Protestants and Christians have several theological beliefs and practices that are different but they also have some common doctrines. The following are some of the important commonalities in doctrine between the two groups.
Both Protestants and Christians believe in the trinity which teaches that God is one but he exists as Father, Son (Jesus Christ), and the Holy Spirit. The doctrine of the trinity emerged during the first four centuries of the church in response to the accusations that the church was worshipping three Gods.
- Jesus as savior
Protestants and Christians agree that Jesus is the son of God who came to die for the remission of our sins. Jesus was born of a virgin (Mary), and he lived a sinless life on earth before he was crucified on the cross as a substitute for mankind. After three days, he rose again and ascended to heaven where He is now seated at the right hand of the Father. Following the finished work o the cross, Christians and protestants believe they can now attain salvation through faith in Jesus Christ.
- The Bible is God’s word
Protestants and Christians agree that the Bible is sacred and it is God’s word for mankind. Both the Old and New Testaments are considered inspired by God and are important in guiding doctrine and general Christian conduct. Christians and protestants are therefore encouraged to read it the Bible regularly in order to know what God wants them to do.
Important differences between protestants and Christians
Even though there are some similarities between Christians and protestants, there are still some significant differences that distinguish them. These include:
- The authority of scripture
Protestants believe in the authority of the Bible since it is God’s word. As such, the Bible is considered the highest authority on Christian doctrine and practice. While Catholic and Orthodox Christians recognize the Bible as God’s word, they also recognize the authority of the tradition of the church. For instance, the Catholics believe the Pope has the authority to pronounce doctrinal changes and that he cannot be in error because he is the divine leader of the church.

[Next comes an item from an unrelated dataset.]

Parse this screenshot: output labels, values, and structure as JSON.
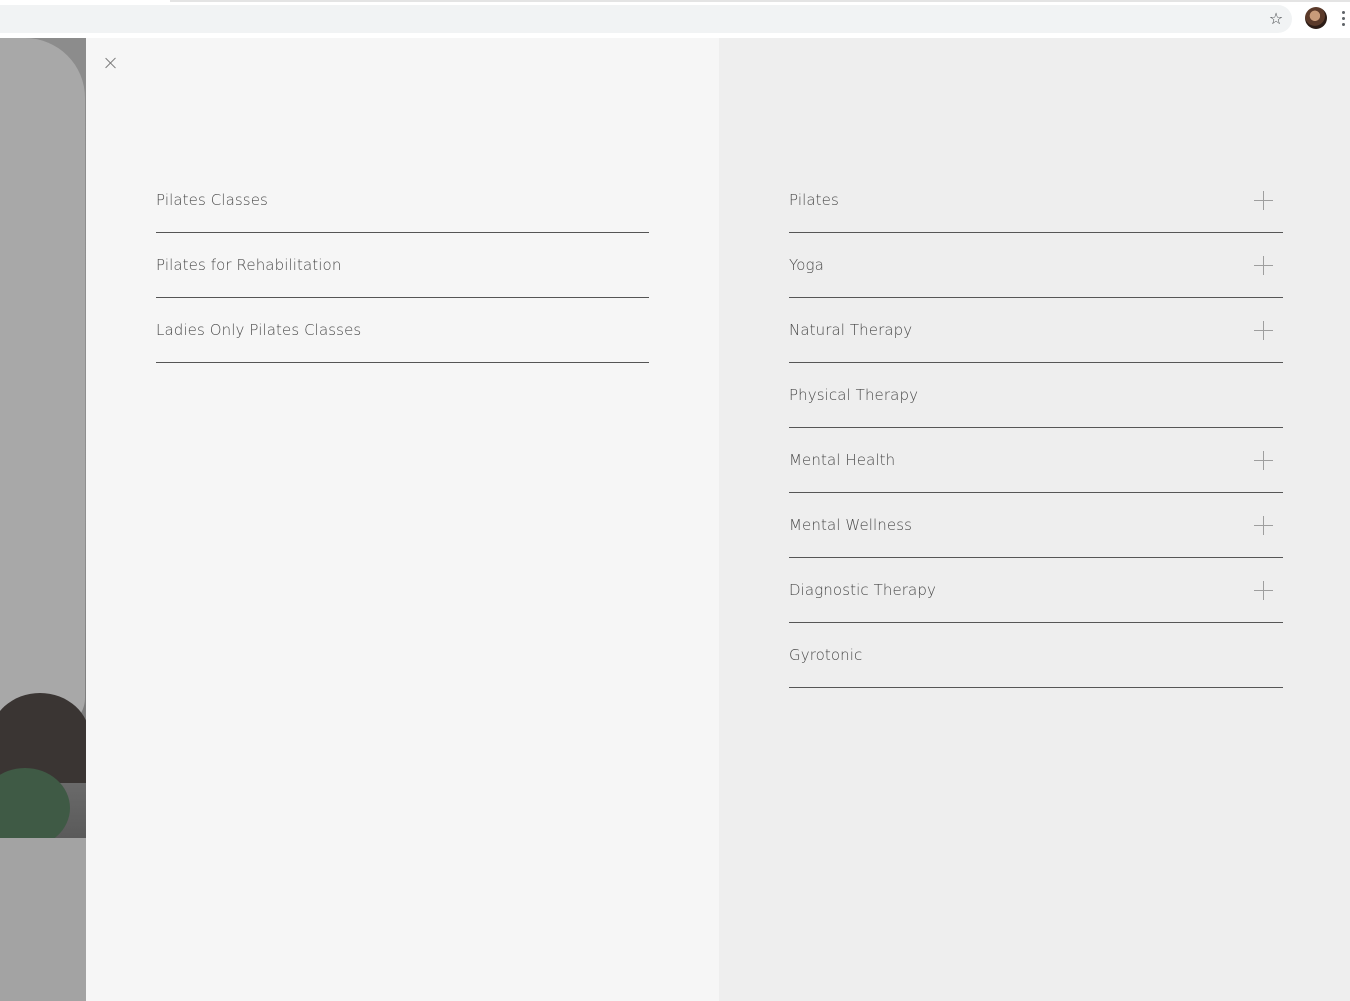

- The Doctrine of Justification
Both Christians and protestants believe in justification by faith. However, protestants emphasize that justification comes only through faith and that one cannot be justified because of the good deeds they do. Christians differ from protestants on this doctrine because they incorporate good deeds as a prerequisite for salvation. For instance, Catholics believe that the seven sacraments(Baptism, Confirmation, Eucharist, Reconciliation, Anointing for the Sick, Marriage, and Ordination) are important good deeds that may contribute towards their salvation.

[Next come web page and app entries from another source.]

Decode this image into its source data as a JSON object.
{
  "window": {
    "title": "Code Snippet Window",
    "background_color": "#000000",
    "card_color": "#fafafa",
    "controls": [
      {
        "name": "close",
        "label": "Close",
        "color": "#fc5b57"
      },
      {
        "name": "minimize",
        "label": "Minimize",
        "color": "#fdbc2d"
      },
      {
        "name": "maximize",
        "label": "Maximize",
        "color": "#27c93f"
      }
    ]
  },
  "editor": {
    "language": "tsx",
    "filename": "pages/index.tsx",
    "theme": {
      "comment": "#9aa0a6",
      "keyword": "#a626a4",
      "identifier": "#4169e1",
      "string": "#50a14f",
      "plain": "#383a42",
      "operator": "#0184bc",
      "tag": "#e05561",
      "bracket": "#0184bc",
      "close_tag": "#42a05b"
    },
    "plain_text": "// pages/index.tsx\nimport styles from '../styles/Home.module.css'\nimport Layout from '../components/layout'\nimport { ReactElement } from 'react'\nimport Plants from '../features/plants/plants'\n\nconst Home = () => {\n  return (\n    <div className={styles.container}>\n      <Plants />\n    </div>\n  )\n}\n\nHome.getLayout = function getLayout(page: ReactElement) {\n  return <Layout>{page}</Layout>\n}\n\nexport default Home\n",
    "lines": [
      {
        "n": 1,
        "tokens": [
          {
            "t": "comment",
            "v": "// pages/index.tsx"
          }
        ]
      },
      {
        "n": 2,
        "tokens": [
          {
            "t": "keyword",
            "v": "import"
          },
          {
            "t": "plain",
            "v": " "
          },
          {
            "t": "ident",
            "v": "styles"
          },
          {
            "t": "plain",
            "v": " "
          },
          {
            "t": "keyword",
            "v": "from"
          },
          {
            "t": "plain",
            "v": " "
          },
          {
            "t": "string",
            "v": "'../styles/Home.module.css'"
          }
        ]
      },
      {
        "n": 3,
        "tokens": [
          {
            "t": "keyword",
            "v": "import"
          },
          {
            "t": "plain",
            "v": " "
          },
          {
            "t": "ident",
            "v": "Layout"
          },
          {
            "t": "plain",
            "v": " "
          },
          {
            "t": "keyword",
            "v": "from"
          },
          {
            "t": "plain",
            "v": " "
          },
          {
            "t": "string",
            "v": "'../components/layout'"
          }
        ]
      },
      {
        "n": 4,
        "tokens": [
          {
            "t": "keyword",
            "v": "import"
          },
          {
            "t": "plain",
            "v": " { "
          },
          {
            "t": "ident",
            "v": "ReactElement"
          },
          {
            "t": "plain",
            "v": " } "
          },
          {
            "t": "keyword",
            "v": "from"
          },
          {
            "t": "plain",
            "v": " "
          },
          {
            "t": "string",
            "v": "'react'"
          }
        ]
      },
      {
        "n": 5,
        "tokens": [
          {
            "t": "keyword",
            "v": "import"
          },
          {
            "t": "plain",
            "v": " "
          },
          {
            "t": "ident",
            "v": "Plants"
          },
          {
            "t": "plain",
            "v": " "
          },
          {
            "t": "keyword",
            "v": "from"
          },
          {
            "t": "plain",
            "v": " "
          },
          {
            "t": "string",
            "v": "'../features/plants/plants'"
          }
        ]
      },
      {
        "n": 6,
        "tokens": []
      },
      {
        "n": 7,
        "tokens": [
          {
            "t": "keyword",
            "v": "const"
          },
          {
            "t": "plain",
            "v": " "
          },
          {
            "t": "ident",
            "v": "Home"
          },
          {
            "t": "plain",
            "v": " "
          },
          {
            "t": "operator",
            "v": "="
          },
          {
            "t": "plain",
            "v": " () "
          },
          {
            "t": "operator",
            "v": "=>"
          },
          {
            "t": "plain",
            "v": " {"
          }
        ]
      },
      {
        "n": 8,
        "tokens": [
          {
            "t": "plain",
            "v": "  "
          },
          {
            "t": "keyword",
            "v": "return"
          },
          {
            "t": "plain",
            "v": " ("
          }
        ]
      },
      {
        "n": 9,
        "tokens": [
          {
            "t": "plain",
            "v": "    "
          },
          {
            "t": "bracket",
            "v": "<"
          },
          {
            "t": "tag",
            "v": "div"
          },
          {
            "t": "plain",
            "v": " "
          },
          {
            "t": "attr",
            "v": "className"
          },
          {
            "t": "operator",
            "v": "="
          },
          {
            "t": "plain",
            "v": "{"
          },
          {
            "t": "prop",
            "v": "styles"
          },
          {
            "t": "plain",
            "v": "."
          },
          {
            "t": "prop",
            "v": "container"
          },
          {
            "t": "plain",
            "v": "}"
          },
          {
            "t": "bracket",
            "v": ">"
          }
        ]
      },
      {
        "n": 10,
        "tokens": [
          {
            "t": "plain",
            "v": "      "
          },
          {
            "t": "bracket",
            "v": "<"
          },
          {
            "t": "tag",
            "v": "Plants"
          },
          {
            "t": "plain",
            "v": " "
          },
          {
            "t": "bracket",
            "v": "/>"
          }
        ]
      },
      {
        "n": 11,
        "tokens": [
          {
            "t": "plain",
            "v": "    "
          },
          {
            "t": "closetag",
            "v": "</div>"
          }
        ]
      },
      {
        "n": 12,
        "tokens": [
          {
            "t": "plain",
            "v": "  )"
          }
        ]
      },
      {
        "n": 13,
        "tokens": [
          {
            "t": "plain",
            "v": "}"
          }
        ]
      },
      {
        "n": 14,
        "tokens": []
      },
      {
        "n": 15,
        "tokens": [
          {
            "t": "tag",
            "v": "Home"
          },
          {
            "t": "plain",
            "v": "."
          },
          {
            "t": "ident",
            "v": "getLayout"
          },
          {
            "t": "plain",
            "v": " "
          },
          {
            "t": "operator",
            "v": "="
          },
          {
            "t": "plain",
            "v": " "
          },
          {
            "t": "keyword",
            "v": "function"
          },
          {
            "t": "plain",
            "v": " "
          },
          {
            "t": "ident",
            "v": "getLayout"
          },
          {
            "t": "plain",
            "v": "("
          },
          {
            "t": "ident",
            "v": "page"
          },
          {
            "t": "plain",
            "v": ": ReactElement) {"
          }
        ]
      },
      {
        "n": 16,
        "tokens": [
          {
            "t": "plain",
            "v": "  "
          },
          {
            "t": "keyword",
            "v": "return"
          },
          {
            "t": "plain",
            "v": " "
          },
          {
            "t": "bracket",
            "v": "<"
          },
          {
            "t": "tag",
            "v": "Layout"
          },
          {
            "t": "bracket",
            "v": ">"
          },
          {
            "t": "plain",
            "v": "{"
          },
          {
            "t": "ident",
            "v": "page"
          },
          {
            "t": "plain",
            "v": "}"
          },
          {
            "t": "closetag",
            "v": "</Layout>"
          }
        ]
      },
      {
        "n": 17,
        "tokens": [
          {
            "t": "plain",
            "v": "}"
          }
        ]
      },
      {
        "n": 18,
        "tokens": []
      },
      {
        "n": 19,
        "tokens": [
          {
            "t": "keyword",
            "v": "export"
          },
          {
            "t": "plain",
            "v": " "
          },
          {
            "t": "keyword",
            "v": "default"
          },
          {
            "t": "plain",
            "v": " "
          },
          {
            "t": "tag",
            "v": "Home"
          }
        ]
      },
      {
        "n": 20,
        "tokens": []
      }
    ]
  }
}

- Church Structure and Authority
For the most part, Protestants have congregational autonomy and allow for different ecclesiastical structures across their different denominations. This is quite different from Orthodox and Catholic Christians who use a hierarchical structure that recognizes the authority of Bishops and the Pope for Catholics. For protestants, lay people are allowed to participate in decision making but Christians allow the decisions to be made at a centralized level.
- Worship and Liturgy

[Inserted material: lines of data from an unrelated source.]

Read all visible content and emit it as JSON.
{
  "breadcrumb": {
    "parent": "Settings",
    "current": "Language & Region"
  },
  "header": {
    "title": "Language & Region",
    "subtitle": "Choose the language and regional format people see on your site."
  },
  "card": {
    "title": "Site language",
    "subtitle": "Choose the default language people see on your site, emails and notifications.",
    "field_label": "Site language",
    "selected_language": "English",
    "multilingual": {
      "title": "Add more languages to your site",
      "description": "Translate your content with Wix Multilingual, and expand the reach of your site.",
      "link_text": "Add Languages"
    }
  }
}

Most protestants use a non-liturgical style of worship although some like Anglicans, Lutherans, and Methodists have a mix of liturgical and spontaneous worship. This is quite different from Catholic and Orthodox Christians who have a uniform liturgy that they use for worship. The central structure of leadership is also reflected in the liturgy because Christians do not have autonomy of congregations as is the case with the protestants.
The term Christian may refer to all the people that subscribe to the teachings of Christ but it can also be used to differentiate between Catholics and Orthodox Christians from protestants. These two groups have some distinct differences but they also have lots of similarities. For starters, they believe in the trinity and God’s plan for salvation that started with the virgin birth and culminated in the death and resurrection of Jesus Christ. This means that whether you identify as Christian or Protestant, we all have similar faiths albeit with different doctrines.